Monday, November 28, 2011
I also began to wonder whether or not Turris was actually a bust. He was drafted third behind Patrick Kane and James van Riemsdyk in 2007 and he still hasn't really cracked the NHL (last year he played in 65 games). Turris feels like a bust because Kane has seemingly been around for forever, so what's taking Turris so long?
Then I looked at his age and realized he was 22. For comparison's sake, Nazem Kadri is 21. If I was going to label Turris a bust, then I better start preparing to do the same for Naz. I wasn't prepared to do that, I still view Kadri as a quality prospect (hold on while I adjust my rosy Leafs-coloured glasses).
With super rookies like Sidney Crosby, Alex Ovechkin, and to a lesser extent, players like Jeff Skinner and Ryan Nugent-Hopkins, coming into the NHL and making an immediate impact at 18, it becomes easy to write off someone like Turris for failing to make a similar impact 3-4 years later. But the truth is that it is very rare for an 18-year-old to play at a high level. Most often, players take years to develop into quality NHLers.
So altering my thinking through that lens, it became clear why some teams would still have an interest in Kyle Turris, and why the Phoenix Coyotes didn't give into his trade demands.

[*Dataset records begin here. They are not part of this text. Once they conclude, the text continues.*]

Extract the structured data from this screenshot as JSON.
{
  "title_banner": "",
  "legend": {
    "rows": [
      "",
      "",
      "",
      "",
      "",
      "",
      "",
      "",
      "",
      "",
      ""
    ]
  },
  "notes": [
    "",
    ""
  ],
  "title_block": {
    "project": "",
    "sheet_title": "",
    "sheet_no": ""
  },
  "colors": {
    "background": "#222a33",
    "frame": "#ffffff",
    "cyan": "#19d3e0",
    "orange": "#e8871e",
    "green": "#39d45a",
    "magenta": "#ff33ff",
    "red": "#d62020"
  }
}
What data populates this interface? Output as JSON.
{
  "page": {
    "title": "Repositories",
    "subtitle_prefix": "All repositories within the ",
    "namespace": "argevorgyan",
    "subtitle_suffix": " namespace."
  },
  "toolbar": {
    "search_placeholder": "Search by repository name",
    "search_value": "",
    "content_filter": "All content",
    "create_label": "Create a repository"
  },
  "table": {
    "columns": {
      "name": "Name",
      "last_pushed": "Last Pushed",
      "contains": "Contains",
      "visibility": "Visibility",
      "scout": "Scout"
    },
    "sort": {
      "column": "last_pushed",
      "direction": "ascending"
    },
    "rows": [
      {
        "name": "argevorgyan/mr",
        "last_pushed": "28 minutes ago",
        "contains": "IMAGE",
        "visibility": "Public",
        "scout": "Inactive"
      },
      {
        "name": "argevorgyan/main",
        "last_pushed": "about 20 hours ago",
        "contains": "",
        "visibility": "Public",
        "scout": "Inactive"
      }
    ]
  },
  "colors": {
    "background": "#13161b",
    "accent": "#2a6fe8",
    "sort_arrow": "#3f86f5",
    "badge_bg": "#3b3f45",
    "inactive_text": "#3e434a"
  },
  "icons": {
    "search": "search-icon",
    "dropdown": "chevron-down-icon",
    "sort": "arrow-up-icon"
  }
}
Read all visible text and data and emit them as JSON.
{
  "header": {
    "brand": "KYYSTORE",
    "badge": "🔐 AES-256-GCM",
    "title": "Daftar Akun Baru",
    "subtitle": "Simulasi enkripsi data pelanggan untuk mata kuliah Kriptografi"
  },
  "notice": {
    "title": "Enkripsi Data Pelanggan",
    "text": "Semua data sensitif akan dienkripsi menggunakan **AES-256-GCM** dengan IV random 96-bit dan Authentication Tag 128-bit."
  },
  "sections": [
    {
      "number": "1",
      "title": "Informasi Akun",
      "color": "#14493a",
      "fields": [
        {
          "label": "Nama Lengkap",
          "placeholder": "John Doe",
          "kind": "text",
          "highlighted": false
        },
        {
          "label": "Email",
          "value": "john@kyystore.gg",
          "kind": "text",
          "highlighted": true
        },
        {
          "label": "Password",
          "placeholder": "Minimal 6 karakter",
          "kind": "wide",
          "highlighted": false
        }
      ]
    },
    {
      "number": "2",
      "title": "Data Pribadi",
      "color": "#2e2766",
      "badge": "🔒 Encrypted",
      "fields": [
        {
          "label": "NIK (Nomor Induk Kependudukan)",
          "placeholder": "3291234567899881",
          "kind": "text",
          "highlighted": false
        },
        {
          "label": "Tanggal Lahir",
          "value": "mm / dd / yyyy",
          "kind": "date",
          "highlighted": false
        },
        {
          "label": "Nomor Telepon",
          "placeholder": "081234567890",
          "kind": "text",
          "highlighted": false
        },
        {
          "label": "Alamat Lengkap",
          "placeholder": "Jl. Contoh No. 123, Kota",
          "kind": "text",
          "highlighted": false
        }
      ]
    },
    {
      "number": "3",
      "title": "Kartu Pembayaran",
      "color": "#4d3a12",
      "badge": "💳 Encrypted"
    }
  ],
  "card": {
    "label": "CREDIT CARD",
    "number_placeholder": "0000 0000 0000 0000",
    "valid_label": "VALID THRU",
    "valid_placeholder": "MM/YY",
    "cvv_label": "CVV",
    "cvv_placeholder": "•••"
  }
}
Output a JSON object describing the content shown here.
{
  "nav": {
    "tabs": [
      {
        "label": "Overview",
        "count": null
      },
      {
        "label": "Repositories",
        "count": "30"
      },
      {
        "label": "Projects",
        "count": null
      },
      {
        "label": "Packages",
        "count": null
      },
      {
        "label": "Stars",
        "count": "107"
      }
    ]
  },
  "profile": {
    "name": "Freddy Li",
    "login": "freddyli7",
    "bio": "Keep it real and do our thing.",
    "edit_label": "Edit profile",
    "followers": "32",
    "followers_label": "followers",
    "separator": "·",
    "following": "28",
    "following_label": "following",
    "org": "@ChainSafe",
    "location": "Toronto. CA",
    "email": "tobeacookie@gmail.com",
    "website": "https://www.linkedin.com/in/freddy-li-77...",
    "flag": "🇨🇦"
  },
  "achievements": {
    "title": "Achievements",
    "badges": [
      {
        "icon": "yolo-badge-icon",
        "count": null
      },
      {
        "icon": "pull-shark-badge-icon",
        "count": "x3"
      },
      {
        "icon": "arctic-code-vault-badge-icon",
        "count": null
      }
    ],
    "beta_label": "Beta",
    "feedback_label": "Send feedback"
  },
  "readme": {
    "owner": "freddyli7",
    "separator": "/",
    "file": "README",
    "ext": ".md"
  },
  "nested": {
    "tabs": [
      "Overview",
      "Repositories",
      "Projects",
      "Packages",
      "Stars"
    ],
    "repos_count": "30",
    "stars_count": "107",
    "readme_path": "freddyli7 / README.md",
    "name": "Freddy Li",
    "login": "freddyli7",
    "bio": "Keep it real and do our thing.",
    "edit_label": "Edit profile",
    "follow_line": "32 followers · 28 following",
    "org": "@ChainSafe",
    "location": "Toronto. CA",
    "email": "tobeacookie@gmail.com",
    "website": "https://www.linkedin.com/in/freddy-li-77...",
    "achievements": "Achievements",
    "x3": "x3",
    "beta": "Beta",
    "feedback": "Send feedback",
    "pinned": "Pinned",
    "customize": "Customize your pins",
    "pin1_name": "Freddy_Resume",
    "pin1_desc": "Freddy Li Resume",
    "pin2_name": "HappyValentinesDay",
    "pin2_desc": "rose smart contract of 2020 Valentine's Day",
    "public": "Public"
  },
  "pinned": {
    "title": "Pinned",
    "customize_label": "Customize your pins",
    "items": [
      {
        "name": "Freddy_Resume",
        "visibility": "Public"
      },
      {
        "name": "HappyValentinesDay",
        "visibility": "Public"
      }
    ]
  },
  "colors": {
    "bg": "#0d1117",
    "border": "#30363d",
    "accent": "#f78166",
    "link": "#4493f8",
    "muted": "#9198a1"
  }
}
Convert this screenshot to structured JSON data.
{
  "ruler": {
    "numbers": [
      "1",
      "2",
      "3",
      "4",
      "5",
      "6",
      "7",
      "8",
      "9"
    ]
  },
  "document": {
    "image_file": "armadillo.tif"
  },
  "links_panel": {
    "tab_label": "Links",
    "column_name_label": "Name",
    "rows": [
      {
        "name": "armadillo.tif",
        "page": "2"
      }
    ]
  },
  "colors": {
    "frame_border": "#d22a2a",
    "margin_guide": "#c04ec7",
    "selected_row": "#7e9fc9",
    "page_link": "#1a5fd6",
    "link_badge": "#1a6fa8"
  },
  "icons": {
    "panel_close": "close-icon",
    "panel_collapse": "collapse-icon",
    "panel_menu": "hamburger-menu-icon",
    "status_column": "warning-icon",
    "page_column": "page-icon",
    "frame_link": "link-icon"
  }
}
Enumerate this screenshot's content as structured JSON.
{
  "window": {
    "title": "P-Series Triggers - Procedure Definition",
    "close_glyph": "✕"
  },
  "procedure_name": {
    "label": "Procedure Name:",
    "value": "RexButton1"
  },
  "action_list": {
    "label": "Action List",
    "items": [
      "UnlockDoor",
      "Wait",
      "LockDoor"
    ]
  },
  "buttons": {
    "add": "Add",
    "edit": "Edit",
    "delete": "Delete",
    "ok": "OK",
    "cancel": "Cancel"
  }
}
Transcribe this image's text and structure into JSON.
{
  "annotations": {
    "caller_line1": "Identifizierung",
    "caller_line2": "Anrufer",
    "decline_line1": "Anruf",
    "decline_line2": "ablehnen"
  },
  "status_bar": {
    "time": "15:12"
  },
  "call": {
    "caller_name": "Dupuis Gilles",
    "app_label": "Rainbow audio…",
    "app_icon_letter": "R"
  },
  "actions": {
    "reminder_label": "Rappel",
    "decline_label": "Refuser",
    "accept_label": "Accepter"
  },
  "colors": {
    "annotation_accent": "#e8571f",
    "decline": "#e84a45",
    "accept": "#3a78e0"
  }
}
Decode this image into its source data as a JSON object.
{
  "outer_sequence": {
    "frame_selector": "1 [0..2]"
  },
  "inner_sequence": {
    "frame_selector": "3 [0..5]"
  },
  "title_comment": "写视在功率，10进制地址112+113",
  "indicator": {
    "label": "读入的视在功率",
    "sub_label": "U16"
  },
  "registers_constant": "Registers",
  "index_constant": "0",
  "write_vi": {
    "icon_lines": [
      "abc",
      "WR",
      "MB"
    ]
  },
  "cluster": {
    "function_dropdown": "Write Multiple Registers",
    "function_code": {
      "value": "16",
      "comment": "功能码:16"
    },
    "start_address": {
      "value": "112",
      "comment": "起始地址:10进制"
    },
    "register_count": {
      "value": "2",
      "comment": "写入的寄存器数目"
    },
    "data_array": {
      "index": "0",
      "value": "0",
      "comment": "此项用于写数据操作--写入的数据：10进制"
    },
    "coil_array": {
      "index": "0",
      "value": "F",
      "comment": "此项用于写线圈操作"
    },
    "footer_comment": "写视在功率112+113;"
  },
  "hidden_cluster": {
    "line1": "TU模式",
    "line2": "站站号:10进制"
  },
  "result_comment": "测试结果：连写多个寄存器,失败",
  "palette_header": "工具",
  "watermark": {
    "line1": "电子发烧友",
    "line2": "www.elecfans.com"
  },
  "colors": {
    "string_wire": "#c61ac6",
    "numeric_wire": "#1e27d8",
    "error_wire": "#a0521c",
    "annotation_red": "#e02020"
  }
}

You don't just give away a player you took with a lottery pick, even if it's three-and-a-half years later.
For today's Good Point article I wrote about the whole Turris saga.